Citing the U.S. Department of Defence’s (DoD) latest unclassified assessments on the violence since the signing of the Doha agreement through June 1, the report notes that the violence remains “at a level it [Taliban] perceives is within the bounds of the [Doha] agreement, probably to encourage a U.S. troop withdrawal and set favourable conditions for a post-withdrawal Afghanistan.”
United States Forces-Afghanistan (USFOR-A) told SIGAR in late July that RS and USFOR-A Commander General Austin Scott Miller “sees that political risk has surged and creates additional security risk” and that the risk “is focused on the ANDSF.”
In this quarter, NATO Resolute Support said “[Enemy] violence levels stayed well above historic norms for the majority of the reporting period with reduced violence occurring during the three-day Eid cease fire (May 24–26, 2020).”
On July 15, CENTCOM Commander General McKenzie said “I would not say that [the Taliban] have yet [kept up their commitments],” due to their high level of violence, not yet beginning intra-Afghan negotiations, and not yet adequately assuring the United States of severing ties with terrorist groups.

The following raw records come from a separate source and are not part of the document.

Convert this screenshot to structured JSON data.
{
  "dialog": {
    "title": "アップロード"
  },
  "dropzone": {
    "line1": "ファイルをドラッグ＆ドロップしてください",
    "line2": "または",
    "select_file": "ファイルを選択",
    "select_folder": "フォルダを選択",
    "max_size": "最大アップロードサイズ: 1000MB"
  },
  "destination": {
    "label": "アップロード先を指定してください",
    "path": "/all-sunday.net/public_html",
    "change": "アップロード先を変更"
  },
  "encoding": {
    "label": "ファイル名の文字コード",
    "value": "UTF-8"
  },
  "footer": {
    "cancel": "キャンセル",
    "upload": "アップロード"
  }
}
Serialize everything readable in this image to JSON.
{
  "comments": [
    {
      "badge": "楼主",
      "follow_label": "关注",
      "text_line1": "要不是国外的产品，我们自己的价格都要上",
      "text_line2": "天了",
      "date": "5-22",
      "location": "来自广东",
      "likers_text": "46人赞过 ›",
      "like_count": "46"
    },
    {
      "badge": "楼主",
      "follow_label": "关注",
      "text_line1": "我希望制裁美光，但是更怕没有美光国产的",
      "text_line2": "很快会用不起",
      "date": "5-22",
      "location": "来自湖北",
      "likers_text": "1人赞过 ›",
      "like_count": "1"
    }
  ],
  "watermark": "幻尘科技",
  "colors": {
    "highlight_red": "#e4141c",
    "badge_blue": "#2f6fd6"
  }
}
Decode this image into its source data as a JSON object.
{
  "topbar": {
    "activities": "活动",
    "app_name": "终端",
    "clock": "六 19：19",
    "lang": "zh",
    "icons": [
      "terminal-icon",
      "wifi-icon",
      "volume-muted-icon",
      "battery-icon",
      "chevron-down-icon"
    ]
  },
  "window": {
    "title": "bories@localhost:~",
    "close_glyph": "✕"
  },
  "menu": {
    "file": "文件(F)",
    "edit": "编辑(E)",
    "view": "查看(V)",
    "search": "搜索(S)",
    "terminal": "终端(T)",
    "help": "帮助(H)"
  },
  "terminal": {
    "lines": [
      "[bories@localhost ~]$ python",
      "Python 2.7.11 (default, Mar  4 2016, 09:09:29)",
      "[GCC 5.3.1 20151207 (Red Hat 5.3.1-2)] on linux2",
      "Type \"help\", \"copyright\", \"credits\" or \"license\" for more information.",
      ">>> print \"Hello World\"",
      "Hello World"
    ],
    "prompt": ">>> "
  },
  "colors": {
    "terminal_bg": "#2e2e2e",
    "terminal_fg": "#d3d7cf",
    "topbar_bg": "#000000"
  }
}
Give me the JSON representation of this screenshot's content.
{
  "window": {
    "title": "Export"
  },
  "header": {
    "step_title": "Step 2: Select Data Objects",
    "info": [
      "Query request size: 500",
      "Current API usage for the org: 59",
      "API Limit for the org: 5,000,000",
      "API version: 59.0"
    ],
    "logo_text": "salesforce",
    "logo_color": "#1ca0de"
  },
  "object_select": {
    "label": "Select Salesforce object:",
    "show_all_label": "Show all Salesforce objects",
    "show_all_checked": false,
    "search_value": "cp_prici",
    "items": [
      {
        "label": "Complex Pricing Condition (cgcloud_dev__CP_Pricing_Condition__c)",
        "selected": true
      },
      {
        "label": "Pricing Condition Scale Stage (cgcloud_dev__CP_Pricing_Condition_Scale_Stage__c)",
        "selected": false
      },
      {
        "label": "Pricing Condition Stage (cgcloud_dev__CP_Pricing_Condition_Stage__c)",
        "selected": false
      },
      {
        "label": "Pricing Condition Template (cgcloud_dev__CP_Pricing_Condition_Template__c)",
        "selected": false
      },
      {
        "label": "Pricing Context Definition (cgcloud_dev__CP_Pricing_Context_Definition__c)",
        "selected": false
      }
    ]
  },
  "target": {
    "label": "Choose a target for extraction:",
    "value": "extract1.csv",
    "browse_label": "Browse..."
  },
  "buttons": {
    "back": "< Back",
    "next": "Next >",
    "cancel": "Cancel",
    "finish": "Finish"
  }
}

He added, “They still may yet do it. Time is not out … we’re coming up on a pretty important time with this process.”
Other Groups Present In Afghanistan
While the U.S.-Taliban agreement included a number of Taliban commitments
to break off support for Al Qaeda, a UN monitoring team concluded this quarter that the Taliban– Al Qaeda relationship remained “close, based on friendship, a history of shared struggle, ideological sympathy and intermarriage.”
The 26th report of the UN’s Analytical Support and Sanctions Monitoring Team, issued in July also added that Al Qaeda in the Indian Subcontinent (AQIS) continues to operate under the Taliban umbrella in Nimroz, Helmand and Kandahar provinces, with many of the group’s leaders also based in Afghanistan.
Asked about the UN report, Ambassador Khalilzad had said that a separate U.S. monitoring group had concluded that the Taliban had been making progress in not hosting Al Qaeda or any other terrorist group that could threaten the security of the U.S. and its allies.
When pressed on whether the Taliban had broken from Al Qaeda, Khalilzad had said in early June, “We have succeeded in getting Taliban, which refused to break with Al Qaeda [after the September 11, 2001, attacks], to say what I have repeatedly referred to.”
The DoD appeared more skeptical, writing on July 1 that Al Qaeda’s regional affiliate “routinely supports and works with low-level Taliban members in its efforts to undermine the Afghan Government” and “maintains close ties to the Taliban in Afghanistan.”
Despite setbacks, Islamic State in Khorasan Province (IS-K) maintains the “ability to conduct mass-casualty attacks” and may have moved to smaller groups in urban areas, making them more difficult to locate and identify, said the DoD.
Civilian Casualties Increased This Quarter
NATO also reported 59% increase in civilian casualties this quarter, April 1-June 30, 2020, with 711 deaths and 1,374 injured.
They attributed 84% of these casualties to anti-government forces, which includes the Taliban (36%) and IS-K (9%). However, in contrast to last quarter when direct fire caused the most civilian casualties, this quarter it was improvised-explosive devices (41%), followed by direct fire (30%), and indirect fire (9%).